An unremarkable location at best, the upper stories of this building stand empty while the ground floor is rented to the neighboring fabric shop; however, to the right person, this building represents a terrible loss to Oakland’s history. Long-gone, but preserved in the memories of Oakland bibliophiles and ghost hunters alike: the Holmes bookstore went out of business in 1995 after standing for 71 years as a center of knowledge, local history, and supernaturalism. In 2015, the bookstore is as ghostly as its primary inhabitant: the building remains, a large, imposing facade of 1920s architecture, but there is nothing else left of Holmes or its ghost on the modern 14th Street. The windows of the upper stories, which once bustled with customers buying books and historians chasing down stories, are empty and deserted; the graffiti and sale/lease sign stands as evidence to its degradation from a beloved local intellectual gathering spot to silent, unmarked shell, meaningless except to those who know its history. Even the book company’s website has disappeared, leaving a trail of broken links and disappointed hopes from former customers wishing to rediscover the bookstore of their youth.

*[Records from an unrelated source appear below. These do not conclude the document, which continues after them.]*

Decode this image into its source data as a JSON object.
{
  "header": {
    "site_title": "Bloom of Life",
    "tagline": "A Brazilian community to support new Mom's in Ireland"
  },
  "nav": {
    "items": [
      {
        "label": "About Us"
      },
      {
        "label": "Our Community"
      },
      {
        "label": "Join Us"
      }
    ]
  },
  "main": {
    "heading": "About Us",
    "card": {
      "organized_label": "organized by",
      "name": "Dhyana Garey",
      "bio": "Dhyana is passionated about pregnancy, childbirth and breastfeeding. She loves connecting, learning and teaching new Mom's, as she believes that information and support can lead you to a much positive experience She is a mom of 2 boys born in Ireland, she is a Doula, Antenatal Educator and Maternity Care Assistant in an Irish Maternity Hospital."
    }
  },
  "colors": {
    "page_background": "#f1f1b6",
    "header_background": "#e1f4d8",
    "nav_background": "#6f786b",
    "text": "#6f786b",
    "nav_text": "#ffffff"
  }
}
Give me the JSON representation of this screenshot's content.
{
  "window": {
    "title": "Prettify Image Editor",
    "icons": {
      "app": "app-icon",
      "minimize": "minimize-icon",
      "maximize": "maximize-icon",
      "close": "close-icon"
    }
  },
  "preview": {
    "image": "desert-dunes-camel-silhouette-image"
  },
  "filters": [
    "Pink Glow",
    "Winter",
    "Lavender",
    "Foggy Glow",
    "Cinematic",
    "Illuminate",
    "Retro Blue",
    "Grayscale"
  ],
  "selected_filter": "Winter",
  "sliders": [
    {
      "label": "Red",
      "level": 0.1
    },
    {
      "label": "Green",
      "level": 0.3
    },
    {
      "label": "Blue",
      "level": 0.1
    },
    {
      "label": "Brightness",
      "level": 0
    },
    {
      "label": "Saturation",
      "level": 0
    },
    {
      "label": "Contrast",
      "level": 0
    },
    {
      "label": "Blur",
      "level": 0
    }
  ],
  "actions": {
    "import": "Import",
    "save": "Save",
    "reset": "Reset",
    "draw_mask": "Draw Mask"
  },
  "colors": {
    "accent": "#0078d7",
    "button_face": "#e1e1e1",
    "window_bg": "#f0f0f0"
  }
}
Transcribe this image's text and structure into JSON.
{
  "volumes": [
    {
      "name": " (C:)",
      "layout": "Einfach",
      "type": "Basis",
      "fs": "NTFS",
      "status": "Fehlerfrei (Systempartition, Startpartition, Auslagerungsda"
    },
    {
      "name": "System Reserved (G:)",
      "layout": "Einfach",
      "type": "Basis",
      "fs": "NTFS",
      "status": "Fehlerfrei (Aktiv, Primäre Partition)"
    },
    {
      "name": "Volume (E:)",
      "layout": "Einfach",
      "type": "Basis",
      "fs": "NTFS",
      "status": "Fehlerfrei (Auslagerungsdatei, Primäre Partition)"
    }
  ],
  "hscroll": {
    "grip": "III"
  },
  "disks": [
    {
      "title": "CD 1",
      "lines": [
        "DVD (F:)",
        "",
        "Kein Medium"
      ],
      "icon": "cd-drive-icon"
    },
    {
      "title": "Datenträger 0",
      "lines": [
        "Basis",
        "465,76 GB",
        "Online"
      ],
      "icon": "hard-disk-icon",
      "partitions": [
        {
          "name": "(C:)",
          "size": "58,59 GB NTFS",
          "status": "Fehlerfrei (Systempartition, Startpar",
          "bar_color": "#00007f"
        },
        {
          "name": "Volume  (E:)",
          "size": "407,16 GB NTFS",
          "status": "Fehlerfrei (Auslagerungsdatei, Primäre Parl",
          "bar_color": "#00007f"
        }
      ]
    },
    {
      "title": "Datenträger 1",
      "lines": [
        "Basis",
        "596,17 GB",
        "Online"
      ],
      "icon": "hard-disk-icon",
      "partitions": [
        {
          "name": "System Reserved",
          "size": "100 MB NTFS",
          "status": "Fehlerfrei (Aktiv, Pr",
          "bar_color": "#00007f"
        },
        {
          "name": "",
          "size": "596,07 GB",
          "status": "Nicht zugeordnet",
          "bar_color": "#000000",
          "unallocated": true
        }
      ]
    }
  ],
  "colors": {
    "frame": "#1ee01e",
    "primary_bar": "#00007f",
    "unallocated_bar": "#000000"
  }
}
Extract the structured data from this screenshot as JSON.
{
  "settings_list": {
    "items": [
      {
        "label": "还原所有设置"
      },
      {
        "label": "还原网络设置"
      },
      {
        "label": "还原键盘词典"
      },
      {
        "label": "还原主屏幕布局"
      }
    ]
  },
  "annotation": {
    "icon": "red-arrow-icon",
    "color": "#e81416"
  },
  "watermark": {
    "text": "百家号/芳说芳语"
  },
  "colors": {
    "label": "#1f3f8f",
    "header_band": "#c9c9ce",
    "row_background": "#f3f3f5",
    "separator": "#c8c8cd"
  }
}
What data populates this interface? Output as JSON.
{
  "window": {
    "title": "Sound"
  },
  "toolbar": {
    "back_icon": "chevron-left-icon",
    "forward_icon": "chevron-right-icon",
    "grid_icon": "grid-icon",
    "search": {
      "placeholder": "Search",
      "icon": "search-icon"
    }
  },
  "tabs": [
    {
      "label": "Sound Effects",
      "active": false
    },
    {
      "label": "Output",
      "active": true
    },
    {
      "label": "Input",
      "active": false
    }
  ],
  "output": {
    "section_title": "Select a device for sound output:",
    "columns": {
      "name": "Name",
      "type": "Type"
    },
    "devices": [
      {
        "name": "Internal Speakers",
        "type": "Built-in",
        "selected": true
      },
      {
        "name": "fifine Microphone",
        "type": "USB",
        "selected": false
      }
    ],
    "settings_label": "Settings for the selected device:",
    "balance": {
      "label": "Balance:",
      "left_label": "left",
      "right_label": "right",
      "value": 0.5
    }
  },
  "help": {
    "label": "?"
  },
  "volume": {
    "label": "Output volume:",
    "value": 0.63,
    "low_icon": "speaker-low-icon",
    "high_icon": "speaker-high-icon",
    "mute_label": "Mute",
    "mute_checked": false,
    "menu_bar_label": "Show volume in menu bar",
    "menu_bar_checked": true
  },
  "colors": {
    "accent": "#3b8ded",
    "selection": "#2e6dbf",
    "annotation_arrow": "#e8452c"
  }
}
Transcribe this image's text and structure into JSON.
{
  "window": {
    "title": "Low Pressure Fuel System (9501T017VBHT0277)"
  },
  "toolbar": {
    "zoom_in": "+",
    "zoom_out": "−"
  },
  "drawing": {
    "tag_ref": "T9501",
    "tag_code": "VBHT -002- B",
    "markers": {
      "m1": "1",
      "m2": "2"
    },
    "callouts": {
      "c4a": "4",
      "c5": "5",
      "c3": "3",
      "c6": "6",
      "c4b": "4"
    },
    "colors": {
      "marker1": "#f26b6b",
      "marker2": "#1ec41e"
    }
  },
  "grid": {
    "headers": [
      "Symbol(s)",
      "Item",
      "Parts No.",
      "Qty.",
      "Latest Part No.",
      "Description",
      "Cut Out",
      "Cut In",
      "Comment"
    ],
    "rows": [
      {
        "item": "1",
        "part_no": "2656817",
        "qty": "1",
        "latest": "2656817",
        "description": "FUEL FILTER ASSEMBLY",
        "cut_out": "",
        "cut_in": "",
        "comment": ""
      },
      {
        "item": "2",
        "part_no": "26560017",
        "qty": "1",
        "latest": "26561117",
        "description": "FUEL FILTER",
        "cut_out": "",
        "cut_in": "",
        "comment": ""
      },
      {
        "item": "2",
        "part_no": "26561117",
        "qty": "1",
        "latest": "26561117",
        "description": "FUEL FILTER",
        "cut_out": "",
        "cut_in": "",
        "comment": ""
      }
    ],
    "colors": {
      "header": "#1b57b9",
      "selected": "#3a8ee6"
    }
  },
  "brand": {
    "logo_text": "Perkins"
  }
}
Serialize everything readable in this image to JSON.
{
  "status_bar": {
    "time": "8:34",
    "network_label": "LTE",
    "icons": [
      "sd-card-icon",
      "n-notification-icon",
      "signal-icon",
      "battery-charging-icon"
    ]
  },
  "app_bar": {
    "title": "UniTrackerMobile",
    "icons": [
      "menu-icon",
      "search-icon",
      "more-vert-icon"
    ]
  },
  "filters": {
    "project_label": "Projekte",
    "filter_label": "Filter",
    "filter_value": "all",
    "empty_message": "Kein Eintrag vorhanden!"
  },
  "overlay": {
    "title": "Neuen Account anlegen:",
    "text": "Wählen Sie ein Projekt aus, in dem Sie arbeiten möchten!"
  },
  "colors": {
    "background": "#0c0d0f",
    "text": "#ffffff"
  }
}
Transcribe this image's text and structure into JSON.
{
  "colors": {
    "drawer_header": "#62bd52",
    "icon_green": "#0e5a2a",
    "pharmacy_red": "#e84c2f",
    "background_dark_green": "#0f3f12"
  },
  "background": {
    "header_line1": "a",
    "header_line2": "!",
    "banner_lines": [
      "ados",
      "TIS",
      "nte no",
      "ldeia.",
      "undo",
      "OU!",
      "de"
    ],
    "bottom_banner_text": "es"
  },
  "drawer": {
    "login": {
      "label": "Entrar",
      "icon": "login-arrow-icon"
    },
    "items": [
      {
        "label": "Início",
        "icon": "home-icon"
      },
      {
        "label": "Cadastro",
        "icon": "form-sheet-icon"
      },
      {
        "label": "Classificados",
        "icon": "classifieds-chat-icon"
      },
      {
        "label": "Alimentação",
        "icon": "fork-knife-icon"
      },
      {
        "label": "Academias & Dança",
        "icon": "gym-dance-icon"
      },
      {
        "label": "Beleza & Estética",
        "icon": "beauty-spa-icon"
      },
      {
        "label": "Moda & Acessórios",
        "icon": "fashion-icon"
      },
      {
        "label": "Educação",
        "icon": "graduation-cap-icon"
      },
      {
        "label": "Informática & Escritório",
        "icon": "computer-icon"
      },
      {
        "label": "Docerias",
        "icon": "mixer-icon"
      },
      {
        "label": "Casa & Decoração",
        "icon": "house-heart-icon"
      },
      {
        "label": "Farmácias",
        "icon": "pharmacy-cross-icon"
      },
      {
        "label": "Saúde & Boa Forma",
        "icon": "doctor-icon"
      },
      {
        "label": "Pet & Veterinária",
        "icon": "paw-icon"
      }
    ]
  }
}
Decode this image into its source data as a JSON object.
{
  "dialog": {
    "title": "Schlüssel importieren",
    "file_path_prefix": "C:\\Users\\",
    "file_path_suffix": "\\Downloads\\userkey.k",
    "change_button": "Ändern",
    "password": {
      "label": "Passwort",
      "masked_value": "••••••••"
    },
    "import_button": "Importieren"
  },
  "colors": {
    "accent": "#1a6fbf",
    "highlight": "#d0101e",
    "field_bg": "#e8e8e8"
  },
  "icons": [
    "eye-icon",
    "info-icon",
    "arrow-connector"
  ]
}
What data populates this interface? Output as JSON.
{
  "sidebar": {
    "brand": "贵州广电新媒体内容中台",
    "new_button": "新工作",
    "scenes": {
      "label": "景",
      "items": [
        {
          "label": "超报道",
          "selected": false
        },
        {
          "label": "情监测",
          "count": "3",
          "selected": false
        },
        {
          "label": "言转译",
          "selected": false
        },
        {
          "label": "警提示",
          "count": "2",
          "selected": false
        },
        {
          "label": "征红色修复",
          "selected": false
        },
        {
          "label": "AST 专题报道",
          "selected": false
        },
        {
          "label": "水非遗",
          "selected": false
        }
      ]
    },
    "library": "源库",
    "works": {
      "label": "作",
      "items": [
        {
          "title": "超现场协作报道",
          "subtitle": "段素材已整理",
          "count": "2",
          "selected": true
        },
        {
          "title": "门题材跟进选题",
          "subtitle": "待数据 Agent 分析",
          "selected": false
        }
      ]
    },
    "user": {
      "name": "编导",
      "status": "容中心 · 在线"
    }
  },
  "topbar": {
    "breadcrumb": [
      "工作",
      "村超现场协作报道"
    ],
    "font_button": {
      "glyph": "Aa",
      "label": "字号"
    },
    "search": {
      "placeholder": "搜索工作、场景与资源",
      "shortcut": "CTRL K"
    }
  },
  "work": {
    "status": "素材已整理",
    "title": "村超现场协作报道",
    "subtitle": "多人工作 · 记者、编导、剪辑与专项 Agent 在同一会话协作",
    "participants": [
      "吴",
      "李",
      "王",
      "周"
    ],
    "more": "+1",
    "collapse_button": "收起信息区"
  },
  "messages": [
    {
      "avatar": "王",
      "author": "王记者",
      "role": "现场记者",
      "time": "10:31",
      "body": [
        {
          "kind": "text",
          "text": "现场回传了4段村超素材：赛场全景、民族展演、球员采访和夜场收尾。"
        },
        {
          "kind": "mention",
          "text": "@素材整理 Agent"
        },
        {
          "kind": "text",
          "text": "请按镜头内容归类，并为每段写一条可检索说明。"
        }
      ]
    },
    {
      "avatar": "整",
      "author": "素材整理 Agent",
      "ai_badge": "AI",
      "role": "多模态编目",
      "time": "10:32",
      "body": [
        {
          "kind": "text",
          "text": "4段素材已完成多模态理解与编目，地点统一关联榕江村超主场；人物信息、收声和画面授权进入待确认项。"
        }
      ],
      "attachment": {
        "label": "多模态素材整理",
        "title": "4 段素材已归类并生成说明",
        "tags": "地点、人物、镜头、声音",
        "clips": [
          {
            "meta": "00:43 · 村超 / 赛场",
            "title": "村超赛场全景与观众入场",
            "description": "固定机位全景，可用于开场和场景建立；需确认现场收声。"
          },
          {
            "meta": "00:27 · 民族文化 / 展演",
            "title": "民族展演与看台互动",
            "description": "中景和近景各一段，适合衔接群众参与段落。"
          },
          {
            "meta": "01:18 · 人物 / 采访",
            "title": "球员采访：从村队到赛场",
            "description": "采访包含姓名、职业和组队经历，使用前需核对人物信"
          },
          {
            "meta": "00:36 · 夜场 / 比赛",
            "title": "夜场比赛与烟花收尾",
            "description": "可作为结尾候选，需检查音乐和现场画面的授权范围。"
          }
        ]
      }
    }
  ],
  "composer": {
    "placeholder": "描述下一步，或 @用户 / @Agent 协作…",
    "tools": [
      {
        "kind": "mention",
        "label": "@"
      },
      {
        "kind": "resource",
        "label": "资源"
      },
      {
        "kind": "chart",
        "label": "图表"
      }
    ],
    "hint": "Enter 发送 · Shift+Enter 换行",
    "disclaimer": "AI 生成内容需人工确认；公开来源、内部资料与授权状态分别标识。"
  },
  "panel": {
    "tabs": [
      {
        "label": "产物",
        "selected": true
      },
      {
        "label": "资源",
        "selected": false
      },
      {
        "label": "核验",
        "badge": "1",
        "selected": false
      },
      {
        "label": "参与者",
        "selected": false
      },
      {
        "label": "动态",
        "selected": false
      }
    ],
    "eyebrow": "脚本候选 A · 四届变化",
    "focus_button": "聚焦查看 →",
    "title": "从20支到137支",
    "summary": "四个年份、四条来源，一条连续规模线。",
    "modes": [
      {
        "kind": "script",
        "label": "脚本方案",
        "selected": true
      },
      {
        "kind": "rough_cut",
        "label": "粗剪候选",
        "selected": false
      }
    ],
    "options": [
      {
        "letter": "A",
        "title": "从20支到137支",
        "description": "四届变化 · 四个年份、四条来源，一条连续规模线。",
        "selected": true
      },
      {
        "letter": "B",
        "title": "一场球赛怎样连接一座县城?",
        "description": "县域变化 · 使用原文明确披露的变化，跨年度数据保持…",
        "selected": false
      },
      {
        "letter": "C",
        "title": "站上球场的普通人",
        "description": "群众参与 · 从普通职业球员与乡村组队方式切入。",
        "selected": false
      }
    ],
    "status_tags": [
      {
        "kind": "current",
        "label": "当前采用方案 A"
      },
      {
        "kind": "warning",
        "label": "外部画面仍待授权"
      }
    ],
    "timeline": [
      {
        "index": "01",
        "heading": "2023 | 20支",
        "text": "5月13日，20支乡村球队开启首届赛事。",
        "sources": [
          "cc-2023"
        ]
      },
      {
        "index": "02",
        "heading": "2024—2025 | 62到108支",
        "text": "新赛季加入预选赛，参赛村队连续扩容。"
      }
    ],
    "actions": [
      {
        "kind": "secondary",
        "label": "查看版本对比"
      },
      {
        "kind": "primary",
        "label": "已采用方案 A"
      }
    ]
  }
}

The ghost of the man that haunted the store, frightening customers and employees alike with his disembodied footsteps, and thrown books, has disappeared along with the store. Perhaps he deserted the building when the history room closed, the loss of all those volumes of Californian authors and stories that the ghost might have known during his life drawing him to another location where he could feel more connected to local history. Perhaps he faded into nothingness when the crowds of historians and bibliophiles stopped believing in him and the sign proclaiming that anyone who spotted the ghost would receive a free book was taken down. And perhaps he is still there, walking the empty upper stories with no more books to throw and no one to hear his footsteps and know to be afraid; who can say for sure if he is gone or not?
Certainly, feeling of unease that customers reported feeling while browsing the Holmes bookshelves alone certainly seems to have lingered in this location. The location is melancholy and strange: is that the ghost’s presence, or merely the wistfulness of a building that has lost its purpose?